Iris Mencia, originally from Tegucigalpa, Honduras, came to the United States in 1981, in part wanting to learn English. She had been a stewardess, but lined up a position as a nanny in Cheyenne, Wyoming, which, as it turns out, fell through when she fnally arrived.
Things eventually righted themselves. She married a man from Chiapas, Mexico, and now lives in Riverdale, spending her days caring for granchildren. “I fell in love ... and I never returned,” she said.
She’s sympathetic to those mired in poverty in Honduras. “For the poor, it’s getting worse and worse,” she said. And she likes hearing a Honduran accent on the rare occasion she encounters someone else from the Central American country.
Little by little, though, the more dominant Mexican culture has had an influence. She speaks Spanish with a Mexican accent and cooks mainly Mexican food — the effect of her husband and many Mexican friends. "Everyone thinks I'm from Mexico. No one thinks I'm from Honduras. They say, 'You seem Mexican,’” she said from The People’s Church in Ogden.
Alberto Rodriguez, originally from El Salvador, now in Ogden
Gangs in El Salvador have influence.
Alberto Rodriguez, originally from San Rafael Obrajuelo, El Salvador, remembers occasions when gangs would get word out that no one was to be out in the streets, meant as a show of their power. At the appointed time, even if it were the middle of the day, stores would close, schools would send kids home early and public transport would screech to a halt.
Only military forces would be out.
Such displays of force notwithstanding, it could be difficult to figure out who was involved in the gangs. “You don’t know how to distinuish them,” he said.
For a time, he had to make monthly payments to gangs so they’d leave the family business, a gym, alone. But they’d send a kid to pick the money up, helping shield who was further up the chain of comment.
Rodriguez came last year to the United States, joining his wife and other family members here, and works for a propane gas company.

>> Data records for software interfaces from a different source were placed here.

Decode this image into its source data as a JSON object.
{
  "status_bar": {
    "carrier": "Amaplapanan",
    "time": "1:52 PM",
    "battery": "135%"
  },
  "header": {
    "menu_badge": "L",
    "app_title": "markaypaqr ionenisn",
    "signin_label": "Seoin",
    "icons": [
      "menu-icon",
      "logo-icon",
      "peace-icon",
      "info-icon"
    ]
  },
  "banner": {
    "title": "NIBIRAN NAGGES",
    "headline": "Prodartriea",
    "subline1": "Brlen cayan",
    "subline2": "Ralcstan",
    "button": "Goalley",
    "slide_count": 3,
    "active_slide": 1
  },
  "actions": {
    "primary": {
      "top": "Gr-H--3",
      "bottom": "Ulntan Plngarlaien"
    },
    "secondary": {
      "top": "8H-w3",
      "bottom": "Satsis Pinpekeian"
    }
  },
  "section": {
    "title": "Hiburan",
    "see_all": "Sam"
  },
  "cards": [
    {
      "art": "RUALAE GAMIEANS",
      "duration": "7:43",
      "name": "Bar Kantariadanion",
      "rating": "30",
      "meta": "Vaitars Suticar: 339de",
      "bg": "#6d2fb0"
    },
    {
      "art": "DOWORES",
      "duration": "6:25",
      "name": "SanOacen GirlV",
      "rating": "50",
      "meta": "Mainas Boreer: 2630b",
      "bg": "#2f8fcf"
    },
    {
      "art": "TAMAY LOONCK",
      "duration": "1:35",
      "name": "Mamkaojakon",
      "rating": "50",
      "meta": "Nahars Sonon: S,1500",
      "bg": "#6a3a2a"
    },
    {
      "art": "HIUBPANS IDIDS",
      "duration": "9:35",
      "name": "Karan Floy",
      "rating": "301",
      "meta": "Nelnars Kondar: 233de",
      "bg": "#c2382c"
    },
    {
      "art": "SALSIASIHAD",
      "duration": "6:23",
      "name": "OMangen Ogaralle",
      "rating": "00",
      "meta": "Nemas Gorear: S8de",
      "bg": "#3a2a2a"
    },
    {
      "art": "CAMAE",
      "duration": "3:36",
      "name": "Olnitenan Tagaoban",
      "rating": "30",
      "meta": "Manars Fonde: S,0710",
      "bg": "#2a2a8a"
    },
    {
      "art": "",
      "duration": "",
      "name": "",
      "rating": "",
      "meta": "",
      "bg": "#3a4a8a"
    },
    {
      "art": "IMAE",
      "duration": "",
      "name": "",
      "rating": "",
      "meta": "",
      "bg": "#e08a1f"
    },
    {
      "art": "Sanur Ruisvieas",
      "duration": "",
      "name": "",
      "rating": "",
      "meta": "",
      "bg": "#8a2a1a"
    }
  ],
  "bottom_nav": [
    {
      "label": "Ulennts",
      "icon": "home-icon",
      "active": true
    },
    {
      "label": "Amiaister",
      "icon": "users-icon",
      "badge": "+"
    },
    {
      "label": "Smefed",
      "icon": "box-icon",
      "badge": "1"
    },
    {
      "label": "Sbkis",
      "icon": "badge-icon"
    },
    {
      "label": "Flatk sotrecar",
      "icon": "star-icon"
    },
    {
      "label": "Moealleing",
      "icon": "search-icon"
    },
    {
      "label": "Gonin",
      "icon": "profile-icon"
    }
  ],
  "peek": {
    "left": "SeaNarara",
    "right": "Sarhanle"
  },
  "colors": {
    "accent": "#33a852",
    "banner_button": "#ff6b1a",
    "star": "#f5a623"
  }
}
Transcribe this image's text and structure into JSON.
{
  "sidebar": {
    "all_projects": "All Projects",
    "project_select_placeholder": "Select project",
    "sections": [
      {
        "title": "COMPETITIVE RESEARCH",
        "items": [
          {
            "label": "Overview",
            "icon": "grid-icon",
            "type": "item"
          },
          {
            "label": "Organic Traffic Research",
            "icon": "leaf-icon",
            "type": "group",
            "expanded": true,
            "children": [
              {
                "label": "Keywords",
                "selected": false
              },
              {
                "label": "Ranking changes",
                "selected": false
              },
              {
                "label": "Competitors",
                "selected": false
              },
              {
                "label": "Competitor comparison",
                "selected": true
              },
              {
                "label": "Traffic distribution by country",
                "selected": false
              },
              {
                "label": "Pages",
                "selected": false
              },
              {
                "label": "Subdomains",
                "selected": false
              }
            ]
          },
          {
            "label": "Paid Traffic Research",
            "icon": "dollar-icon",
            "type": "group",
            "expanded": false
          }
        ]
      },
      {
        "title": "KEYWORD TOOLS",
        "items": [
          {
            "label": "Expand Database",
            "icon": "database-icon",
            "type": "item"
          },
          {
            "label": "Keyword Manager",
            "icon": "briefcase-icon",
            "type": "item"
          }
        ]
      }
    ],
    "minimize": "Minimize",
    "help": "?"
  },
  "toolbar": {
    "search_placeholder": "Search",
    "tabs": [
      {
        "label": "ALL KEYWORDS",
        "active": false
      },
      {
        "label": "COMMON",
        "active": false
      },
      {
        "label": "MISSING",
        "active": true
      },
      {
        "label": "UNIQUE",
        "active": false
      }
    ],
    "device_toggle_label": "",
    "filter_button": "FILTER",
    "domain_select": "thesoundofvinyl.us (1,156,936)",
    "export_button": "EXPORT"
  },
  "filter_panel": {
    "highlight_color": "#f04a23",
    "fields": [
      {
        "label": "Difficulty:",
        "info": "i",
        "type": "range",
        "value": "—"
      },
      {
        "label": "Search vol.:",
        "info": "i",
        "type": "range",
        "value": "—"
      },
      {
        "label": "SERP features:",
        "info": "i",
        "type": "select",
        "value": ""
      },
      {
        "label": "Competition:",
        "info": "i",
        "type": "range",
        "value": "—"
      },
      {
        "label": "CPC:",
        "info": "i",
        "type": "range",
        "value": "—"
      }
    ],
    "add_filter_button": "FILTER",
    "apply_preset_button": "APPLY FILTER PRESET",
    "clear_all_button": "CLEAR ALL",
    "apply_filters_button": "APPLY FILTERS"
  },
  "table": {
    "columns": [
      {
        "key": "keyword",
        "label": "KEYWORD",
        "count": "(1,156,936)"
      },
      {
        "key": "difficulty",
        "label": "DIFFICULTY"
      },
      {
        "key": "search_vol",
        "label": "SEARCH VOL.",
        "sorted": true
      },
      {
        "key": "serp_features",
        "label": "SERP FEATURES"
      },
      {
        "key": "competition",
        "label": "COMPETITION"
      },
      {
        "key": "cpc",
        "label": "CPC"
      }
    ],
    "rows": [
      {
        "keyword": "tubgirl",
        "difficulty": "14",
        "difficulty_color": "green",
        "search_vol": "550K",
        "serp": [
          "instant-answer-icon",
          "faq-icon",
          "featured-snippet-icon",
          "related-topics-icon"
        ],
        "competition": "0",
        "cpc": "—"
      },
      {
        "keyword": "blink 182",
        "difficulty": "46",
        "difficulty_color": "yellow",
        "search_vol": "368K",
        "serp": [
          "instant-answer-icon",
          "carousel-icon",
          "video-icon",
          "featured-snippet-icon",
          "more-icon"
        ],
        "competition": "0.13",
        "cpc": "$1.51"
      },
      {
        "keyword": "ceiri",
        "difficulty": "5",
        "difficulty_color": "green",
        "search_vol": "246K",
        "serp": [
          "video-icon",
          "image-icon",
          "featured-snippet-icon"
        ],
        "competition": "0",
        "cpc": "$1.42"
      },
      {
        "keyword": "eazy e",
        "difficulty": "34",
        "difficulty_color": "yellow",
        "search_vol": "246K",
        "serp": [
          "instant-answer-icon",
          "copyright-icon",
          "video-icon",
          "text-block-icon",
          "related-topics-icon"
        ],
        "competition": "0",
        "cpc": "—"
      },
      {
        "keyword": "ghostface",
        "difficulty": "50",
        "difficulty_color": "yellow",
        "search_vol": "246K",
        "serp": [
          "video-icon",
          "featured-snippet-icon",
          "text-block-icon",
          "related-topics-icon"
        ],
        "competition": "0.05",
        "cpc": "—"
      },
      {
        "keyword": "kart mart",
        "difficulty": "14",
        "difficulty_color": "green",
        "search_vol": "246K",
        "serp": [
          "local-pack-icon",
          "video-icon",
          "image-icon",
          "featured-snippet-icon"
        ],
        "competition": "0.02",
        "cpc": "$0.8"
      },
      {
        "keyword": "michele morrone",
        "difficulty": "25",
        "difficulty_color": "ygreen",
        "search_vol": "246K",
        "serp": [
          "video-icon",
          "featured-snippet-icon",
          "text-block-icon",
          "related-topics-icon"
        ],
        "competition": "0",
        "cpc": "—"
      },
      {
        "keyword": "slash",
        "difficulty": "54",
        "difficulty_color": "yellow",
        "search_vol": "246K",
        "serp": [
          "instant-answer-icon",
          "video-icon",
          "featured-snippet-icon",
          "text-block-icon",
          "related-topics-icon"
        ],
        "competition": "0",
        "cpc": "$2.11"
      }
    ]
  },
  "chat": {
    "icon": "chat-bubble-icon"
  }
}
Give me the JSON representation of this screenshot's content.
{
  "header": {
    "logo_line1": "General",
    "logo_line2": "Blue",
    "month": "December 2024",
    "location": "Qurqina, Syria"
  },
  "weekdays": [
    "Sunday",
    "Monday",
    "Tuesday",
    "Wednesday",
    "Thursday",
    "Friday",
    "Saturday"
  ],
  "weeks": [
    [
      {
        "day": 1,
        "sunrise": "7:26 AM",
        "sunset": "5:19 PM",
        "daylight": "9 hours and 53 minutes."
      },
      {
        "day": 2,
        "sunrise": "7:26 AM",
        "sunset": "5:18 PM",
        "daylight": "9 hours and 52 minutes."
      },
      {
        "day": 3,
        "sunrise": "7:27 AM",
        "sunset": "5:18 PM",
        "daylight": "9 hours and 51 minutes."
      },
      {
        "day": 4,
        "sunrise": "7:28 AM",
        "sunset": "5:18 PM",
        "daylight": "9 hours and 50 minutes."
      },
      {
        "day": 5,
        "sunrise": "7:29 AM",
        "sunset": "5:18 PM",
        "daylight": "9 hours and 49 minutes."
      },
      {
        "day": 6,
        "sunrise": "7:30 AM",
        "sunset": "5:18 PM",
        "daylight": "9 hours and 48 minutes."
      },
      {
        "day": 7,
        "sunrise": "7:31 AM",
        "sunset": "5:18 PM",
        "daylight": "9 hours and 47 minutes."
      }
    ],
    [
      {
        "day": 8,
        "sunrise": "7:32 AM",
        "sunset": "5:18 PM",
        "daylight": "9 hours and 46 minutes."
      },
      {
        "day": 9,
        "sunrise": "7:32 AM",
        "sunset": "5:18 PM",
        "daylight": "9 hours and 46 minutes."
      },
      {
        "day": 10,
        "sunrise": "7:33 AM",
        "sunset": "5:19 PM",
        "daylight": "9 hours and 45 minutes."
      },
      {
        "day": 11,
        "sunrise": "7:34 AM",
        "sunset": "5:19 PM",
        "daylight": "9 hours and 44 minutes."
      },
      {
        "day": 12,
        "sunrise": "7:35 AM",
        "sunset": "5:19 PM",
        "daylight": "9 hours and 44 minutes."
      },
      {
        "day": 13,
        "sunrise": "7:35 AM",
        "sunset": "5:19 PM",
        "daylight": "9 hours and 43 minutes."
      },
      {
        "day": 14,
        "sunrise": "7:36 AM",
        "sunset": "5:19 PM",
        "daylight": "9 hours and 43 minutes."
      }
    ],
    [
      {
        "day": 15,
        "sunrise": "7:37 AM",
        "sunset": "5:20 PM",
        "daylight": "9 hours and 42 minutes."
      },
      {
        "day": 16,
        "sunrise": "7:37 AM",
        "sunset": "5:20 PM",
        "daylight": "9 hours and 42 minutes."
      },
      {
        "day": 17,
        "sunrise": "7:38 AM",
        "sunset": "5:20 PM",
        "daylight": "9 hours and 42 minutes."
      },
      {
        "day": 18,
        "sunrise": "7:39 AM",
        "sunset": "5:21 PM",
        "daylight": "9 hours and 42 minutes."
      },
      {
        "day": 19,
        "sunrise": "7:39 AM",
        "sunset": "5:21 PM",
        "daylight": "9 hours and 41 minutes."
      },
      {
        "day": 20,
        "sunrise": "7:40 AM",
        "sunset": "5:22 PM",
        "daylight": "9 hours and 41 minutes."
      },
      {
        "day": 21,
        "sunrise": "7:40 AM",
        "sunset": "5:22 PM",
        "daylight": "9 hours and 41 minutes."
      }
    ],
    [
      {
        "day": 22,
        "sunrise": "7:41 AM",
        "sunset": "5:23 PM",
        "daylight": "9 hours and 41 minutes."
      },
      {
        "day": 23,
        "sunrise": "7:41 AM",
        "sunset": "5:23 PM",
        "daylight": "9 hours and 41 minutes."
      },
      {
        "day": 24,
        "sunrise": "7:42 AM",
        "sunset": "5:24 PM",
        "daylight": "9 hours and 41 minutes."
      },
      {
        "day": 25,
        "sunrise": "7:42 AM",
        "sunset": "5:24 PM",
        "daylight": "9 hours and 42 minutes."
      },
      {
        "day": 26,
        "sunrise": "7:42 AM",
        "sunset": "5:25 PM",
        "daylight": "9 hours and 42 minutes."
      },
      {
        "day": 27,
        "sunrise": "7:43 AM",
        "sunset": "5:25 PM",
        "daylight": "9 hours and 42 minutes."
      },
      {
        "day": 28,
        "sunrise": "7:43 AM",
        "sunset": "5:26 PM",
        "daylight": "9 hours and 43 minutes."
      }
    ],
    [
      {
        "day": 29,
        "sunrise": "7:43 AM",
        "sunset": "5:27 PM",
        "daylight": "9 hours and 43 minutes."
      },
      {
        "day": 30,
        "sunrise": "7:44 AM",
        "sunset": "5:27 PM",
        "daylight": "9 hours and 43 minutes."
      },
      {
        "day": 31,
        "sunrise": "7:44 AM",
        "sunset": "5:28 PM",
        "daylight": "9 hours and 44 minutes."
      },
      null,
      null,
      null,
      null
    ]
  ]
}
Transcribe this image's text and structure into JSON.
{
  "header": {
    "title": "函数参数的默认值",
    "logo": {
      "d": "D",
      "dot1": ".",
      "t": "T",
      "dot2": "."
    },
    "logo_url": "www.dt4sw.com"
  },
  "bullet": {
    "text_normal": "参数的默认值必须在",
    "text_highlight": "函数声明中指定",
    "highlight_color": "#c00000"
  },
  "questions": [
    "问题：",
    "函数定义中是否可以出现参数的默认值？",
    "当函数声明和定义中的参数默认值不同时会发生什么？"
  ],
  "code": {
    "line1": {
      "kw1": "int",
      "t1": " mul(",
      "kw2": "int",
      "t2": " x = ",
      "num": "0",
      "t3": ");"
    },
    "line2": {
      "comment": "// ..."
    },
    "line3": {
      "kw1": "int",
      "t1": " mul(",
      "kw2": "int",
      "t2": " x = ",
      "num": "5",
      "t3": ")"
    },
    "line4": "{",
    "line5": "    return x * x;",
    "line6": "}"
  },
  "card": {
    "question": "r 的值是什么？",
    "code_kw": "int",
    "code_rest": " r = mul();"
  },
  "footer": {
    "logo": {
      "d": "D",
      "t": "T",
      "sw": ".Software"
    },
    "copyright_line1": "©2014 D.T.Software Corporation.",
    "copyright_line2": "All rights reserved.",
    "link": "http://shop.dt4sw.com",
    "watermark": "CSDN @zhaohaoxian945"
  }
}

“They tell me I’m Mexican becasue most Americans think Latinos are all Mexican. They don’t differentiate,” he said. “I say I’m Salvadoran. Some say, ‘Where’s that?’ Some ask what’s the weather like.”